§ **What to produce**:
All of the entries below are to be copied without any alteration.

************

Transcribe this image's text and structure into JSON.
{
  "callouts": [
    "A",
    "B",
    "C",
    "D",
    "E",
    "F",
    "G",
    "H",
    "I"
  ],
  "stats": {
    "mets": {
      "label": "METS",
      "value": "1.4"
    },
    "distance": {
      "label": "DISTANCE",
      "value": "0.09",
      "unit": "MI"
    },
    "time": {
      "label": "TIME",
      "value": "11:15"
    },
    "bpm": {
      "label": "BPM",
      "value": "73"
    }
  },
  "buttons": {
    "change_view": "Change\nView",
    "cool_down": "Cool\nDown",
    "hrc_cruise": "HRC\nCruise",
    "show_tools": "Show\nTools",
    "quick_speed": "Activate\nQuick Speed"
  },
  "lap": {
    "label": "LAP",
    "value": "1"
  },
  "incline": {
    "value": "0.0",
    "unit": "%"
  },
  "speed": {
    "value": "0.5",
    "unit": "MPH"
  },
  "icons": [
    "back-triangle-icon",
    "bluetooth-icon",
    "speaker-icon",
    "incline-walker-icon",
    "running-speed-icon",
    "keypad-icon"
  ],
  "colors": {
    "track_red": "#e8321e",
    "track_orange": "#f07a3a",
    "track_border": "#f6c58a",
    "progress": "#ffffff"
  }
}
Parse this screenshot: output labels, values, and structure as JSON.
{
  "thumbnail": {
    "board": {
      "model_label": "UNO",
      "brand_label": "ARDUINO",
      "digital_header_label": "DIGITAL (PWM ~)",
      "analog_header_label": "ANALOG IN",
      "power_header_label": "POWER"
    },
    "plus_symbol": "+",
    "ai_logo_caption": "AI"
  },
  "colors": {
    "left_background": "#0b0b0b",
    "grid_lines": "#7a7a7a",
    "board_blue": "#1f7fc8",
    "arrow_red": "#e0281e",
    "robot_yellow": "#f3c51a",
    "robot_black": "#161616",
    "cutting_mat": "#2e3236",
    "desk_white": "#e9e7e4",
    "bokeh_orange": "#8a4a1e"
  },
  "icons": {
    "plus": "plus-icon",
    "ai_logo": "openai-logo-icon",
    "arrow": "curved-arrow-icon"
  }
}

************

§ **Result of this exercise**:
Transcribe this image's text and structure into JSON.
{
  "callouts": [
    "A",
    "B",
    "C",
    "D",
    "E",
    "F",
    "G",
    "H",
    "I"
  ],
  "stats": {
    "mets": {
      "label": "METS",
      "value": "1.4"
    },
    "distance": {
      "label": "DISTANCE",
      "value": "0.09",
      "unit": "MI"
    },
    "time": {
      "label": "TIME",
      "value": "11:15"
    },
    "bpm": {
      "label": "BPM",
      "value": "73"
    }
  },
  "buttons": {
    "change_view": "Change\nView",
    "cool_down": "Cool\nDown",
    "hrc_cruise": "HRC\nCruise",
    "show_tools": "Show\nTools",
    "quick_speed": "Activate\nQuick Speed"
  },
  "lap": {
    "label": "LAP",
    "value": "1"
  },
  "incline": {
    "value": "0.0",
    "unit": "%"
  },
  "speed": {
    "value": "0.5",
    "unit": "MPH"
  },
  "icons": [
    "back-triangle-icon",
    "bluetooth-icon",
    "speaker-icon",
    "incline-walker-icon",
    "running-speed-icon",
    "keypad-icon"
  ],
  "colors": {
    "track_red": "#e8321e",
    "track_orange": "#f07a3a",
    "track_border": "#f6c58a",
    "progress": "#ffffff"
  }
}
Parse this screenshot: output labels, values, and structure as JSON.
{
  "thumbnail": {
    "board": {
      "model_label": "UNO",
      "brand_label": "ARDUINO",
      "digital_header_label": "DIGITAL (PWM ~)",
      "analog_header_label": "ANALOG IN",
      "power_header_label": "POWER"
    },
    "plus_symbol": "+",
    "ai_logo_caption": "AI"
  },
  "colors": {
    "left_background": "#0b0b0b",
    "grid_lines": "#7a7a7a",
    "board_blue": "#1f7fc8",
    "arrow_red": "#e0281e",
    "robot_yellow": "#f3c51a",
    "robot_black": "#161616",
    "cutting_mat": "#2e3236",
    "desk_white": "#e9e7e4",
    "bokeh_orange": "#8a4a1e"
  },
  "icons": {
    "plus": "plus-icon",
    "ai_logo": "openai-logo-icon",
    "arrow": "curved-arrow-icon"
  }
}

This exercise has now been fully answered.